(INFORMATION GIVEN)
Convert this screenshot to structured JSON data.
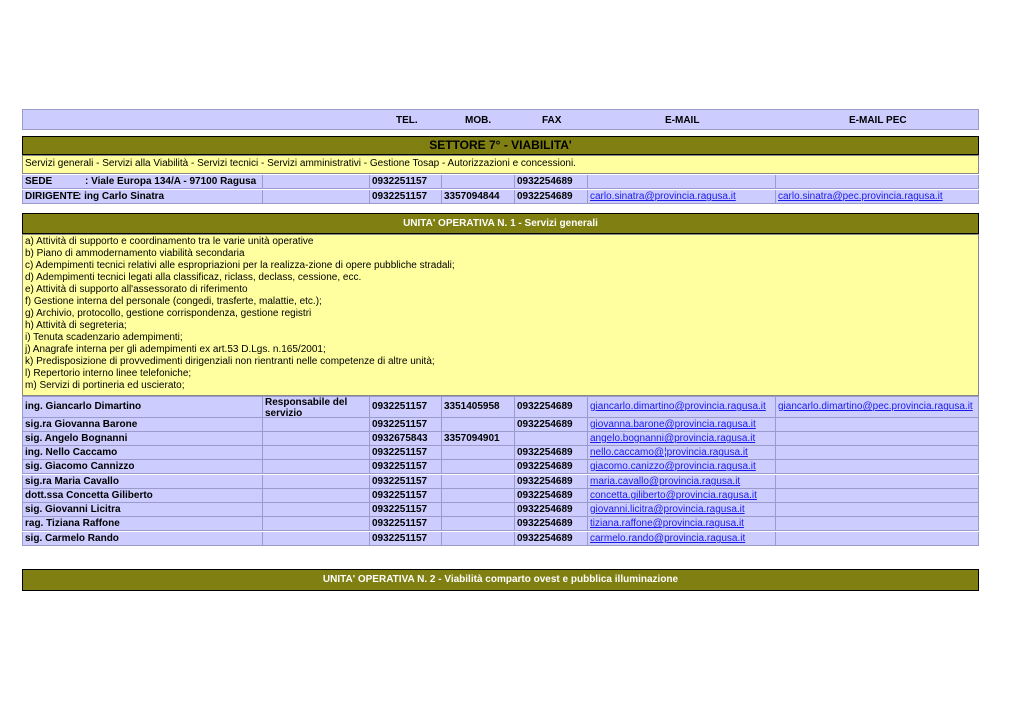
{
  "columns": {
    "tel": "TEL.",
    "mob": "MOB.",
    "fax": "FAX",
    "email": "E-MAIL",
    "email_pec": "E-MAIL PEC"
  },
  "settore": {
    "title": "SETTORE 7° - VIABILITA'",
    "description": "Servizi generali - Servizi alla Viabilità - Servizi tecnici - Servizi amministrativi - Gestione Tosap - Autorizzazioni e concessioni.",
    "sede": {
      "label": "SEDE",
      "value": ": Viale Europa 134/A - 97100 Ragusa",
      "tel": "0932251157",
      "fax": "0932254689"
    },
    "dirigente": {
      "label": "DIRIGENTE",
      "value": ": ing Carlo Sinatra",
      "tel": "0932251157",
      "mob": "3357094844",
      "fax": "0932254689",
      "email": "carlo.sinatra@provincia.ragusa.it",
      "email_pec": "carlo.sinatra@pec.provincia.ragusa.it"
    }
  },
  "uo1": {
    "title": "UNITA' OPERATIVA N. 1 - Servizi generali",
    "duties": [
      "a) Attività di supporto e coordinamento tra le varie unità operative",
      "b) Piano di ammodernamento viabilità secondaria",
      "c) Adempimenti tecnici relativi alle espropriazioni per la realizza-zione di opere pubbliche stradali;",
      "d) Adempimenti tecnici legati alla classificaz, riclass, declass, cessione, ecc.",
      "e) Attività di supporto all'assessorato di riferimento",
      "f) Gestione interna del personale (congedi, trasferte, malattie, etc.);",
      "g) Archivio, protocollo, gestione corrispondenza, gestione registri",
      "h) Attività di segreteria;",
      "i) Tenuta scadenzario adempimenti;",
      "j) Anagrafe interna per gli adempimenti ex art.53 D.Lgs. n.165/2001;",
      "k) Predisposizione di provvedimenti dirigenziali non rientranti nelle competenze di altre unità;",
      "l) Repertorio interno linee telefoniche;",
      "m) Servizi di portineria ed uscierato;"
    ],
    "staff": [
      {
        "name": "ing. Giancarlo Dimartino",
        "role": "Responsabile del servizio",
        "tel": "0932251157",
        "mob": "3351405958",
        "fax": "0932254689",
        "email": "giancarlo.dimartino@provincia.ragusa.it",
        "email_pec": "giancarlo.dimartino@pec.provincia.ragusa.it"
      },
      {
        "name": "sig.ra Giovanna Barone",
        "role": "",
        "tel": "0932251157",
        "mob": "",
        "fax": "0932254689",
        "email": "giovanna.barone@provincia.ragusa.it",
        "email_pec": ""
      },
      {
        "name": "sig. Angelo Bognanni",
        "role": "",
        "tel": "0932675843",
        "mob": "3357094901",
        "fax": "",
        "email": "angelo.bognanni@provincia.ragusa.it",
        "email_pec": ""
      },
      {
        "name": "ing. Nello Caccamo",
        "role": "",
        "tel": "0932251157",
        "mob": "",
        "fax": "0932254689",
        "email": "nello.caccamo@¦provincia.ragusa.it",
        "email_pec": ""
      },
      {
        "name": "sig. Giacomo Cannizzo",
        "role": "",
        "tel": "0932251157",
        "mob": "",
        "fax": "0932254689",
        "email": "giacomo.canizzo@provincia.ragusa.it",
        "email_pec": ""
      },
      {
        "name": "sig.ra Maria Cavallo",
        "role": "",
        "tel": "0932251157",
        "mob": "",
        "fax": "0932254689",
        "email": "maria.cavallo@provincia.ragusa.it",
        "email_pec": ""
      },
      {
        "name": "dott.ssa Concetta Giliberto",
        "role": "",
        "tel": "0932251157",
        "mob": "",
        "fax": "0932254689",
        "email": "concetta.giliberto@provincia.ragusa.it",
        "email_pec": ""
      },
      {
        "name": "sig. Giovanni Licitra",
        "role": "",
        "tel": "0932251157",
        "mob": "",
        "fax": "0932254689",
        "email": "giovanni.licitra@provincia.ragusa.it",
        "email_pec": ""
      },
      {
        "name": "rag. Tiziana Raffone",
        "role": "",
        "tel": "0932251157",
        "mob": "",
        "fax": "0932254689",
        "email": "tiziana.raffone@provincia.ragusa.it",
        "email_pec": ""
      },
      {
        "name": "sig. Carmelo Rando",
        "role": "",
        "tel": "0932251157",
        "mob": "",
        "fax": "0932254689",
        "email": "carmelo.rando@provincia.ragusa.it",
        "email_pec": ""
      }
    ]
  },
  "uo2": {
    "title": "UNITA' OPERATIVA N. 2 - Viabilità comparto ovest e pubblica illuminazione"
  }
}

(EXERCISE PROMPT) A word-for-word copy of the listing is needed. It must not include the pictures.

(REPLY)
Convert this screenshot to structured JSON data.
{
  "columns": {
    "tel": "TEL.",
    "mob": "MOB.",
    "fax": "FAX",
    "email": "E-MAIL",
    "email_pec": "E-MAIL PEC"
  },
  "settore": {
    "title": "SETTORE 7° - VIABILITA'",
    "description": "Servizi generali - Servizi alla Viabilità - Servizi tecnici - Servizi amministrativi - Gestione Tosap - Autorizzazioni e concessioni.",
    "sede": {
      "label": "SEDE",
      "value": ": Viale Europa 134/A - 97100 Ragusa",
      "tel": "0932251157",
      "fax": "0932254689"
    },
    "dirigente": {
      "label": "DIRIGENTE",
      "value": ": ing Carlo Sinatra",
      "tel": "0932251157",
      "mob": "3357094844",
      "fax": "0932254689",
      "email": "carlo.sinatra@provincia.ragusa.it",
      "email_pec": "carlo.sinatra@pec.provincia.ragusa.it"
    }
  },
  "uo1": {
    "title": "UNITA' OPERATIVA N. 1 - Servizi generali",
    "duties": [
      "a) Attività di supporto e coordinamento tra le varie unità operative",
      "b) Piano di ammodernamento viabilità secondaria",
      "c) Adempimenti tecnici relativi alle espropriazioni per la realizza-zione di opere pubbliche stradali;",
      "d) Adempimenti tecnici legati alla classificaz, riclass, declass, cessione, ecc.",
      "e) Attività di supporto all'assessorato di riferimento",
      "f) Gestione interna del personale (congedi, trasferte, malattie, etc.);",
      "g) Archivio, protocollo, gestione corrispondenza, gestione registri",
      "h) Attività di segreteria;",
      "i) Tenuta scadenzario adempimenti;",
      "j) Anagrafe interna per gli adempimenti ex art.53 D.Lgs. n.165/2001;",
      "k) Predisposizione di provvedimenti dirigenziali non rientranti nelle competenze di altre unità;",
      "l) Repertorio interno linee telefoniche;",
      "m) Servizi di portineria ed uscierato;"
    ],
    "staff": [
      {
        "name": "ing. Giancarlo Dimartino",
        "role": "Responsabile del servizio",
        "tel": "0932251157",
        "mob": "3351405958",
        "fax": "0932254689",
        "email": "giancarlo.dimartino@provincia.ragusa.it",
        "email_pec": "giancarlo.dimartino@pec.provincia.ragusa.it"
      },
      {
        "name": "sig.ra Giovanna Barone",
        "role": "",
        "tel": "0932251157",
        "mob": "",
        "fax": "0932254689",
        "email": "giovanna.barone@provincia.ragusa.it",
        "email_pec": ""
      },
      {
        "name": "sig. Angelo Bognanni",
        "role": "",
        "tel": "0932675843",
        "mob": "3357094901",
        "fax": "",
        "email": "angelo.bognanni@provincia.ragusa.it",
        "email_pec": ""
      },
      {
        "name": "ing. Nello Caccamo",
        "role": "",
        "tel": "0932251157",
        "mob": "",
        "fax": "0932254689",
        "email": "nello.caccamo@¦provincia.ragusa.it",
        "email_pec": ""
      },
      {
        "name": "sig. Giacomo Cannizzo",
        "role": "",
        "tel": "0932251157",
        "mob": "",
        "fax": "0932254689",
        "email": "giacomo.canizzo@provincia.ragusa.it",
        "email_pec": ""
      },
      {
        "name": "sig.ra Maria Cavallo",
        "role": "",
        "tel": "0932251157",
        "mob": "",
        "fax": "0932254689",
        "email": "maria.cavallo@provincia.ragusa.it",
        "email_pec": ""
      },
      {
        "name": "dott.ssa Concetta Giliberto",
        "role": "",
        "tel": "0932251157",
        "mob": "",
        "fax": "0932254689",
        "email": "concetta.giliberto@provincia.ragusa.it",
        "email_pec": ""
      },
      {
        "name": "sig. Giovanni Licitra",
        "role": "",
        "tel": "0932251157",
        "mob": "",
        "fax": "0932254689",
        "email": "giovanni.licitra@provincia.ragusa.it",
        "email_pec": ""
      },
      {
        "name": "rag. Tiziana Raffone",
        "role": "",
        "tel": "0932251157",
        "mob": "",
        "fax": "0932254689",
        "email": "tiziana.raffone@provincia.ragusa.it",
        "email_pec": ""
      },
      {
        "name": "sig. Carmelo Rando",
        "role": "",
        "tel": "0932251157",
        "mob": "",
        "fax": "0932254689",
        "email": "carmelo.rando@provincia.ragusa.it",
        "email_pec": ""
      }
    ]
  },
  "uo2": {
    "title": "UNITA' OPERATIVA N. 2 - Viabilità comparto ovest e pubblica illuminazione"
  }
}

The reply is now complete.